Review - Grief is the Thing with Feathers starring Cillian Murphy at the Barbican
Reviewing Max Porter's breakthrough debut novel Grief is the Thing with Feathers on its original publication in 2015, literary critic Adam Mars-Jones took over 6,000 words in the London Review of Books to unpack what his opening sentence describes as a "compact and splendid book, a polyphonic narrative with elements of the prose poem, [that] cracks open a set of emotions that has become spuriously coherent and tractable."
I won't detain you as long to (attempt to) describe the new stage version, adapted and directed by Enda Walsh that has come to London after premiering in Galway and Dublin last year. The debut production of a new producing company Wayward Productions, founded by long-time Complicite producer Judith Dimant, it's a show for the festivals and international circuit, full of blazing theatrical effects - but also blazing defects, too. One sequence, in particular, is both: a prolonged visual assault of flashing lights that had me covering my eyes to avoid it.

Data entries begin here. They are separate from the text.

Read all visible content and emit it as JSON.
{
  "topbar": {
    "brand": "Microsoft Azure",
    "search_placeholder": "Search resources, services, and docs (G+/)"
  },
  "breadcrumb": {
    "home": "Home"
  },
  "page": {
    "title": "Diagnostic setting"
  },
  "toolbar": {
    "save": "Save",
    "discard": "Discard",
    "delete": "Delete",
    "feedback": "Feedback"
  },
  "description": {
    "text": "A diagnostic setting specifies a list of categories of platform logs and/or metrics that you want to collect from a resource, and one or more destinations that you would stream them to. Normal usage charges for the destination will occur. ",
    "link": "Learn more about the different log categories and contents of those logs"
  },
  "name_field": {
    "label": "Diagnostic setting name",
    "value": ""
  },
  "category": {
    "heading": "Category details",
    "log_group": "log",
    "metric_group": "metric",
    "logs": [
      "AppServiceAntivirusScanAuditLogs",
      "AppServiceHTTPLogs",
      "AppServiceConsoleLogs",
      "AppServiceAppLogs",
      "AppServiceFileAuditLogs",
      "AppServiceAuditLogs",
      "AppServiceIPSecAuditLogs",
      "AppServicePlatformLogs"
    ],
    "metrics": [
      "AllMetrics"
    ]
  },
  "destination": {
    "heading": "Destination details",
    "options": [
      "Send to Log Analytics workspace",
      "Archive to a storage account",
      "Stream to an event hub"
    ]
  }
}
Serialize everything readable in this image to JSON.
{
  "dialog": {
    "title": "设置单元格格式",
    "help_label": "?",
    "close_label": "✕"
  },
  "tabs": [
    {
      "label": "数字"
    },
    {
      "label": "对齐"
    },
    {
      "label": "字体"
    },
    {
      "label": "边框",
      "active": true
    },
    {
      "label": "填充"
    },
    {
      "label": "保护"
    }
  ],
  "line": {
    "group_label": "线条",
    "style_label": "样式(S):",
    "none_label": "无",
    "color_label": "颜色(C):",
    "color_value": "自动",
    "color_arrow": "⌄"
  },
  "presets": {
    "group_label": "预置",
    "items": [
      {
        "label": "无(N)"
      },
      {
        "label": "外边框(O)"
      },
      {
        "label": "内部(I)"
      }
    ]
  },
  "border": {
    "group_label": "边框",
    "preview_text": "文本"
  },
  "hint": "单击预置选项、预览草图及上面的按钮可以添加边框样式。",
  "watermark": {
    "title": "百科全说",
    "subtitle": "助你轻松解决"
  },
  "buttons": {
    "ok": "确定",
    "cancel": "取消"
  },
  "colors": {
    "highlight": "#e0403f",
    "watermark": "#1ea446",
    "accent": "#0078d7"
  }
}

The only question here is whether it works on the stage as opposed to the page, as it makes three-dimensional the book's central literary device of a crow that visits a grieving family who've lost their mother and promises, "I won't leave until you don't need me any more." Both the widowed father and the crow are embodied by Cillian Murphy, who with a swish of a black, cassock-like cape switches characters.
In what is virtually a solo performance - there are two young boys who play his sons, but they only have minimal dialogue - Murphy is storyteller, protagonist and healer; it's an impressive, versatile turn.
But this strange, frequently dislocated and fragmentary multi-media meditation on grief turns out to be more weird than wonderful, alas. The heightened theatricality of it all puts the spectator at a distance from the raw grief it describes; it's only in the third of its short acts that there's finally a stripped-back simplicity to the absence of the woman that was wife and mother as we finally meet her on video home movies.
Originally published on